My Gran, she’s taking slow walks outside the hospital now.
Her heart’s growing stronger, beating certain.
I wash down the cupboards in the kitchen.
I pray for Gran’s heart attack recovery, for each step she keeps taking, ninety-one and frail-boned and Irish-determined.
Life’s a risk and maybe she’s stronger than I am, accepting each heart beat, each step, as ridiculously dangerous — and wanting it anyways.
I wear gloves, carry this spray bottle with me from cupboard to cupboard.
The cleaner has this emblem on the front of a skeletal hand, the words DANGER blazoned in white. The Farmer found it in the automotive section. It’s a degreaser. It’s cathartic to scrub hard.
Like I am scrubbing things away. Like a working out of faith.
The Farmer told me today in the kitchen, me bent and relentlessly scouring with that potent cleaner, that sometimes dangerous is good — when fully understood, when rightly lived.
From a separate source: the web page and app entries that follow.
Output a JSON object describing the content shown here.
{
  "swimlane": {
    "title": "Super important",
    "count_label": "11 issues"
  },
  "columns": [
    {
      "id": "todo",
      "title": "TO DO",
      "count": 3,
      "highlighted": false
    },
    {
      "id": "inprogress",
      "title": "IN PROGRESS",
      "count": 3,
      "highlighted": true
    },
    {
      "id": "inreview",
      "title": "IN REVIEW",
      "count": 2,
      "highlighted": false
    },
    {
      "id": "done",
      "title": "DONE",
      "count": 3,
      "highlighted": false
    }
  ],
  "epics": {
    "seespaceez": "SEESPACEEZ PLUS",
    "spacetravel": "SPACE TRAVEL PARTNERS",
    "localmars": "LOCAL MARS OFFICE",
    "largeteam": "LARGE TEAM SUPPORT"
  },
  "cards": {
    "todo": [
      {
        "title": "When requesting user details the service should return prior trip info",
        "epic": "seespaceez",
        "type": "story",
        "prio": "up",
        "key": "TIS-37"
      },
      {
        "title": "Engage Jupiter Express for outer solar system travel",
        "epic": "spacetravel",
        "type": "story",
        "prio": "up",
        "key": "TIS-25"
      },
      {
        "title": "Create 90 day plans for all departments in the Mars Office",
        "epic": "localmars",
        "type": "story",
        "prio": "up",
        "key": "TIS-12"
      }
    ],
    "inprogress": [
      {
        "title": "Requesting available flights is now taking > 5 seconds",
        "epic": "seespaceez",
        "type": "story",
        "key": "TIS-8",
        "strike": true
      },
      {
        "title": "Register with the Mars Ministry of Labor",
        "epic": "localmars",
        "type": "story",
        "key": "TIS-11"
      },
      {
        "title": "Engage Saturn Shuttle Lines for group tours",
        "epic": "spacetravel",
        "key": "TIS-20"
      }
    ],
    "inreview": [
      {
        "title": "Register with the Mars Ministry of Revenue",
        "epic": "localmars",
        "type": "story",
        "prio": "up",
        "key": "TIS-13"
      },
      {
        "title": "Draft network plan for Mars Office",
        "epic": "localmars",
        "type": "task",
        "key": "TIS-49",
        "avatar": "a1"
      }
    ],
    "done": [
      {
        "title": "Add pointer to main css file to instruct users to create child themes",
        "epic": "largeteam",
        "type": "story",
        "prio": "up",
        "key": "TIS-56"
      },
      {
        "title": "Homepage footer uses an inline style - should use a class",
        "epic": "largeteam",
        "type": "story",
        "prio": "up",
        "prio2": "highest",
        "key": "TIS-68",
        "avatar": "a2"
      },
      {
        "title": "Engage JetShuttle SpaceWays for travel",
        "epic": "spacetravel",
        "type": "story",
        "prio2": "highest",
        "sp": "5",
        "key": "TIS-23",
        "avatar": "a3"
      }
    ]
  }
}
That our God would only be safe if He were dead.
But He is the Living Word and His Word is a flashing, double-edged sword and He doesn’t write Himself into neat five-point outlines but He is like the wind —
and He speaks in parables that subvert, and poetry that ignites, and metaphors that jolt and there is nothing safe or small or stiff about Him.